We are under no illusions whatsoever that ARCs validly appointed by BIRS have not engaged in any sharp practices or other unwholesome or scrupulous behaviour. Indeed, BIRS is aware of this situation and is constantly devising means of checking this tendency. It should be placed on record here that we have since terminated our relationship with Osolian Nigeria Ltd. and will not hesitate to do same with any ARCs that is found to have overreached their contractual obligation. Accordingly, we are investigating the allegations levelled against some ARCs by Mr. Ocholi and if established we would act in accordance with our extant powers. We must mention though, that it is fairly within the powers of ARCs to open up revenue accounts and to request tax payers to make lodgements into same. Aside from Osolian Nigeria Ltd all other CoRC engaged by BIRS are on a monthly target, and under such circumstances it would be patently illogical to expect that tax payments would be paid into BIRS account rather than into the accounts of the respective ARCs. There is absolutely nothing wrong with this process as it is legal and legitimate.

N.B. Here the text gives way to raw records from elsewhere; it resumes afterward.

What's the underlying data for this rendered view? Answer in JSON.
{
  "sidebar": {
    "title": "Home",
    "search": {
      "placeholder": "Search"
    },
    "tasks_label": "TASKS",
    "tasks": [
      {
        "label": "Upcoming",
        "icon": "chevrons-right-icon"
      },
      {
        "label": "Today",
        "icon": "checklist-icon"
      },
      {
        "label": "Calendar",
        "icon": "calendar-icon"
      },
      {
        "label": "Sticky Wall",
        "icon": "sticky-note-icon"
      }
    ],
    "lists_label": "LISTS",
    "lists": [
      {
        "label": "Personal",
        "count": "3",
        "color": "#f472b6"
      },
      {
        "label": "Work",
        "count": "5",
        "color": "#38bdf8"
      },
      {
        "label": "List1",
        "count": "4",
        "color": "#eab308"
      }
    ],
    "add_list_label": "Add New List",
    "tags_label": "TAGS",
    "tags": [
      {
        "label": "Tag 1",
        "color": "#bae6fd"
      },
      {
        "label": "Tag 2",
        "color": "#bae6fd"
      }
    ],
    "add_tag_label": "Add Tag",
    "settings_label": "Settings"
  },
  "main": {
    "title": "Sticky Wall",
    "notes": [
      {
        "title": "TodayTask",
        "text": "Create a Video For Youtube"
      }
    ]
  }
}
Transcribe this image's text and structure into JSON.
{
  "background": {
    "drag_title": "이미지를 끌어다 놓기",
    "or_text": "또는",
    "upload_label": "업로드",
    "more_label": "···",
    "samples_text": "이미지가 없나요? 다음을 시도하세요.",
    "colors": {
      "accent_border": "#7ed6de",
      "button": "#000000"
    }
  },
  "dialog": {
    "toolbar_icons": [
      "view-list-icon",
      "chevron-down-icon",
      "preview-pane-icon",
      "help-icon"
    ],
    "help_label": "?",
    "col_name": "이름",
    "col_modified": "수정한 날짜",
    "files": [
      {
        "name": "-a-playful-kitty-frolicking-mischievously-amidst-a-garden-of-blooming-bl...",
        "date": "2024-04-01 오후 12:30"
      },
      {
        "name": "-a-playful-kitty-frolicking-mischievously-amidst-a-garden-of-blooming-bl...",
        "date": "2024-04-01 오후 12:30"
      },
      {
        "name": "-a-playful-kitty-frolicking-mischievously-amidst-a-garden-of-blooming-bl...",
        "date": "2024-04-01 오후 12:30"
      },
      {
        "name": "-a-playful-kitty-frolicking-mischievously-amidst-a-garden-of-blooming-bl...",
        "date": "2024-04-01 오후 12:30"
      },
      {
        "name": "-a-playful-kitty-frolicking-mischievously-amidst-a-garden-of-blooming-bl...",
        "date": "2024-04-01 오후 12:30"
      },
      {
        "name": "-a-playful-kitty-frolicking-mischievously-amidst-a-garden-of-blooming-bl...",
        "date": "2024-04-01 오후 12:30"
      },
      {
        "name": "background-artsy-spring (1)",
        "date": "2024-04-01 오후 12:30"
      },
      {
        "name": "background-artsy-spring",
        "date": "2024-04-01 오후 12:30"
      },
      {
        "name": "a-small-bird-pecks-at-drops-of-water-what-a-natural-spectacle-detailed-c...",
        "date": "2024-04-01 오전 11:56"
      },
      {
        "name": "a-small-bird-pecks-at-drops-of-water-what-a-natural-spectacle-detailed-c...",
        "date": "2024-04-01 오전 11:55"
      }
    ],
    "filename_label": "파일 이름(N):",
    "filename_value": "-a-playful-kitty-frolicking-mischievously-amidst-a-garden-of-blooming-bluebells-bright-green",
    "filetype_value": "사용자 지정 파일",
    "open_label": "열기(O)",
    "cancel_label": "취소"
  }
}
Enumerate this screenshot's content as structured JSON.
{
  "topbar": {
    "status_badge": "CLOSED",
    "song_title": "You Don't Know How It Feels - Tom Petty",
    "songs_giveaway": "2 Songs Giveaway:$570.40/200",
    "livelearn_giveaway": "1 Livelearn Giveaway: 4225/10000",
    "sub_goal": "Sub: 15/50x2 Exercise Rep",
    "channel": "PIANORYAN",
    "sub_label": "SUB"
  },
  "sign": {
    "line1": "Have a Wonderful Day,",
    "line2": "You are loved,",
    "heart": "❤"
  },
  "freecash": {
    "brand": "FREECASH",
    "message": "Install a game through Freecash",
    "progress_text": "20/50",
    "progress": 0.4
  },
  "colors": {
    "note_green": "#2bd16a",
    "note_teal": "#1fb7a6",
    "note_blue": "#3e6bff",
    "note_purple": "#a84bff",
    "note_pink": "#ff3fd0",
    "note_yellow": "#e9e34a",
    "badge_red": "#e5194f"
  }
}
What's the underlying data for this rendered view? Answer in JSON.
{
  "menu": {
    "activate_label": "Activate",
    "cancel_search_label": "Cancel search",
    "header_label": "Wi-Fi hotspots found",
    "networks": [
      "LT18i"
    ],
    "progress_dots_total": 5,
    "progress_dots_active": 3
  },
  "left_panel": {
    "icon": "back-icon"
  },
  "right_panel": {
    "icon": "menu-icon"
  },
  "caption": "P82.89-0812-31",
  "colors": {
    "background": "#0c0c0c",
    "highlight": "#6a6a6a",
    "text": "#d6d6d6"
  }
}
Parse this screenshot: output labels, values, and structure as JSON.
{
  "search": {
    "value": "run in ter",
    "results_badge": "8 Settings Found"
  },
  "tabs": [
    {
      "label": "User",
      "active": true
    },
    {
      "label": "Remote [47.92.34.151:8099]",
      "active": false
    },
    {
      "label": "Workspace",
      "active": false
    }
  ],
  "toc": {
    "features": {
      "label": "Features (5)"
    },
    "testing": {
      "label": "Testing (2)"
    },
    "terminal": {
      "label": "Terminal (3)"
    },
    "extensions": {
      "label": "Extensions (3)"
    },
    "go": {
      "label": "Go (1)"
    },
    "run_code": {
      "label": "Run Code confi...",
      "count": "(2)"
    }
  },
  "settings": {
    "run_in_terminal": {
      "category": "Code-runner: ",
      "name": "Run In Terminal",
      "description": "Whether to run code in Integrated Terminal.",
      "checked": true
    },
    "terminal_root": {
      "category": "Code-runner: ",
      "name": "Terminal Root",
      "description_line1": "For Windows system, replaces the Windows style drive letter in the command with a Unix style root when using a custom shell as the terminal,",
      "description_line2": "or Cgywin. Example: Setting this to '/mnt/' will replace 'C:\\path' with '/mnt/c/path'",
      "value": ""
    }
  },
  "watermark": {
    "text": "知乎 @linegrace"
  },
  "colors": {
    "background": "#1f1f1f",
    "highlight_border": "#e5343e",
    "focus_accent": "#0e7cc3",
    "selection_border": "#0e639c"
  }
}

In the absence of any statistical information indicating thatLafia has become a destination of choice for those intending to register their vehicles we have no choice but to dismiss that allegation as merely speculative and presumptuous. We wish to assure the Benue people that due to recent increases in the demand for this service we are considering an increase of our Motor Licensing Authority (MLA) Units from ten (10) to twenty (20), and within the next few weeks we should conclude on our conversation with the relevant authorities in this regard.
We wish to remind the Benue people that revenue generated within the last four months by far surpass any previous records of revenue generation by BIRS, and the statistics are available for review. His Excellency Governor Samuel Ortom while on a recent phone-in Radio Programme admitted this much. This in itself is indicative of a situation that is completely at variance with a negative measurement which Mr. Ocholi would rather thrust on us.
We remain open to objective criticism as we are neither infallible nor beyond reproach and we welcome complaints from tax payers with genuine complaints on the activities of BIRS or any of her accredited agents. We have provided dedicated hotlines – 08158111110, 08159111110, 09093555552, 09096655555 as well as email – [email protected] and website – www.birs.gov.ng for enquiries, feedback and suggestions.
James Shankyula, ACTI